Records from a data source:
___

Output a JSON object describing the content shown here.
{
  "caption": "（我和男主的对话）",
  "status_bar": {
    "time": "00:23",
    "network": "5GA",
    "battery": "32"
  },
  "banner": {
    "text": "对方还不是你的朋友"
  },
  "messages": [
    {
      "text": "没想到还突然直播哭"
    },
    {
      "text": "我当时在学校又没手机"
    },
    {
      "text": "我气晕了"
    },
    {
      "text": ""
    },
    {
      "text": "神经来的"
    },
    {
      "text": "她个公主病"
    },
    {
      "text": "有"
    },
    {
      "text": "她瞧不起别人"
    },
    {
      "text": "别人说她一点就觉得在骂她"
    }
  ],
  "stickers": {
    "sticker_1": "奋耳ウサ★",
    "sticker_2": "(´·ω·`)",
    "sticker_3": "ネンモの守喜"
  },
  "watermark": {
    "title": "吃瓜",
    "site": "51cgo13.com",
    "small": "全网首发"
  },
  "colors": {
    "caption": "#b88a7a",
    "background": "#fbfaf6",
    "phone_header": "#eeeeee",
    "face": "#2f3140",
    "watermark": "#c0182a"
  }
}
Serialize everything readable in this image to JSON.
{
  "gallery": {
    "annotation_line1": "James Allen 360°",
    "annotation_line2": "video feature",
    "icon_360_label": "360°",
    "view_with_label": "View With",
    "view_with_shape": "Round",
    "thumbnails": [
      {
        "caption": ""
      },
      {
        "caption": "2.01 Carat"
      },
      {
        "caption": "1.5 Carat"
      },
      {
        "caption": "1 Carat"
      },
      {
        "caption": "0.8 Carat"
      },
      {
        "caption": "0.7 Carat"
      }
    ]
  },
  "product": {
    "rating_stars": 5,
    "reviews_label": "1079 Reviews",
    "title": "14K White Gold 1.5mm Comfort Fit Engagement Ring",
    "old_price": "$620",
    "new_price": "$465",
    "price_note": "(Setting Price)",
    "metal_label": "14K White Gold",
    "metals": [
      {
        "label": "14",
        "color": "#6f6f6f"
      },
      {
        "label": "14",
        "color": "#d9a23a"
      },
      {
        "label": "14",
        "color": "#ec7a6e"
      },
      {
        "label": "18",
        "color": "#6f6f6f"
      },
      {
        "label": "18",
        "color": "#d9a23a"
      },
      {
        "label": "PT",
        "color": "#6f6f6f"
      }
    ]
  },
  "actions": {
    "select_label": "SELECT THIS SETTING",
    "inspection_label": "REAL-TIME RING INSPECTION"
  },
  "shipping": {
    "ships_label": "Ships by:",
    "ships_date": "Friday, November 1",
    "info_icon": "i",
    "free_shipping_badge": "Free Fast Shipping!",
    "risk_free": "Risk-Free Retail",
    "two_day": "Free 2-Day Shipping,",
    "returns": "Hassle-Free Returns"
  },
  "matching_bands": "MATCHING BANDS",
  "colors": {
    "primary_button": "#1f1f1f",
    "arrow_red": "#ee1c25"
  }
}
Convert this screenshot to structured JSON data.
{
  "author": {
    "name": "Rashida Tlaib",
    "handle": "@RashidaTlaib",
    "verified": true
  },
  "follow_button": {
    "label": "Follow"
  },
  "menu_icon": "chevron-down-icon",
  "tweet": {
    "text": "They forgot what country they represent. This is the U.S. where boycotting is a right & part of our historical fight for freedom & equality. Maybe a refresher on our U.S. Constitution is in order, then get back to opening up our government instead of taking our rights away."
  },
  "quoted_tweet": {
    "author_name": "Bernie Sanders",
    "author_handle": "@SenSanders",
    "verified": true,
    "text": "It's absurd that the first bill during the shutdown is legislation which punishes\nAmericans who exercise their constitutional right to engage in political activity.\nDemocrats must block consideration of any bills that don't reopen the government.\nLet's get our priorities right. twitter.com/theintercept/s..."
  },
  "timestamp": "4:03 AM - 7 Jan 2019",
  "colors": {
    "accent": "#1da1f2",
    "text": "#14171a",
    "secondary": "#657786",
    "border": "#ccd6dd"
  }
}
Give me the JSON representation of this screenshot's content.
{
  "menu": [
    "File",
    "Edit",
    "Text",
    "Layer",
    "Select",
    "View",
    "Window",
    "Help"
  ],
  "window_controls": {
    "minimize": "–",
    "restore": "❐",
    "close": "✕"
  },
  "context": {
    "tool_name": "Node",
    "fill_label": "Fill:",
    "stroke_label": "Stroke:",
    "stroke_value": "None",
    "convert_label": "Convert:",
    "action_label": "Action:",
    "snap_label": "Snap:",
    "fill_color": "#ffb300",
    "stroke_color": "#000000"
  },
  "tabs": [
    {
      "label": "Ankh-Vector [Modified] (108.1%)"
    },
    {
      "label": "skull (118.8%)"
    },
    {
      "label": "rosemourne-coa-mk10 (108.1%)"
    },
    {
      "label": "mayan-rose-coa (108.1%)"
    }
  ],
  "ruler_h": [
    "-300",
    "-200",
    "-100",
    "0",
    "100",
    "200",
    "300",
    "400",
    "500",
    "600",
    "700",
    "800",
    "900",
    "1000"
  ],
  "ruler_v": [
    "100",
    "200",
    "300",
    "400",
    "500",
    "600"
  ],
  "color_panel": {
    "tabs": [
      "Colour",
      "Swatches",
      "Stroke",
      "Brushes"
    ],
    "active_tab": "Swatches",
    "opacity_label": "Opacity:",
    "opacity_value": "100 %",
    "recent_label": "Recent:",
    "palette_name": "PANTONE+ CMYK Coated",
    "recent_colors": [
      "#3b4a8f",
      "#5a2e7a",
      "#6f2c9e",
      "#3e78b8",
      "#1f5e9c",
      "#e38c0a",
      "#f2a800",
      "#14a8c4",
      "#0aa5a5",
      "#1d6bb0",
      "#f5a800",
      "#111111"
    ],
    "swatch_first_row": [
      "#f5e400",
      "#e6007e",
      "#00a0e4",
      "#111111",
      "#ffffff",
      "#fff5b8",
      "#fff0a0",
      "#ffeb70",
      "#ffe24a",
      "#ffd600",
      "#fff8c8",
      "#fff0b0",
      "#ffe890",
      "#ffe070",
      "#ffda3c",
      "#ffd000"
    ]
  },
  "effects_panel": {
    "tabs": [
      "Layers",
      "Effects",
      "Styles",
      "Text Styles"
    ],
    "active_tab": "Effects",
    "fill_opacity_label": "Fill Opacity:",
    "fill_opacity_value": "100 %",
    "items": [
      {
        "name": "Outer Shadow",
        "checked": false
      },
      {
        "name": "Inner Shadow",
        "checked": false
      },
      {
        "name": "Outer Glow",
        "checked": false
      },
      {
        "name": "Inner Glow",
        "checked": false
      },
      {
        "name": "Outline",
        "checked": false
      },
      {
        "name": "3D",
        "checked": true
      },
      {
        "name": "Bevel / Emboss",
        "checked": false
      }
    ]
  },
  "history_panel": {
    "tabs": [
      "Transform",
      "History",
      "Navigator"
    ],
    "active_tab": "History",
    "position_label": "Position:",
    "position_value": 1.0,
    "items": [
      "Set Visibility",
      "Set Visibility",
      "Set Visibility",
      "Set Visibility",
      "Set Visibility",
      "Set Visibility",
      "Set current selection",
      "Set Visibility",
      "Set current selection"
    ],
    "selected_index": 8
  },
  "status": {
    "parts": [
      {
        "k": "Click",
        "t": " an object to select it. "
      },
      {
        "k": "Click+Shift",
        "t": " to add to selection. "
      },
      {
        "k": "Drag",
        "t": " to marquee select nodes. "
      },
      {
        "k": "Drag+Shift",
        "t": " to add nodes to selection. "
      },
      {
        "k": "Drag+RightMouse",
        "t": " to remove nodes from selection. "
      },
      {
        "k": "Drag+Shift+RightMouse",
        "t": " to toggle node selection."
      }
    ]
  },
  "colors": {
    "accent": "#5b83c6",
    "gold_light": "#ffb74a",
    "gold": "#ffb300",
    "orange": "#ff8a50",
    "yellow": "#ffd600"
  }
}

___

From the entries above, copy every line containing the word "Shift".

        "k": "Click+Shift",
        "k": "Drag+Shift",
        "k": "Drag+Shift+RightMouse",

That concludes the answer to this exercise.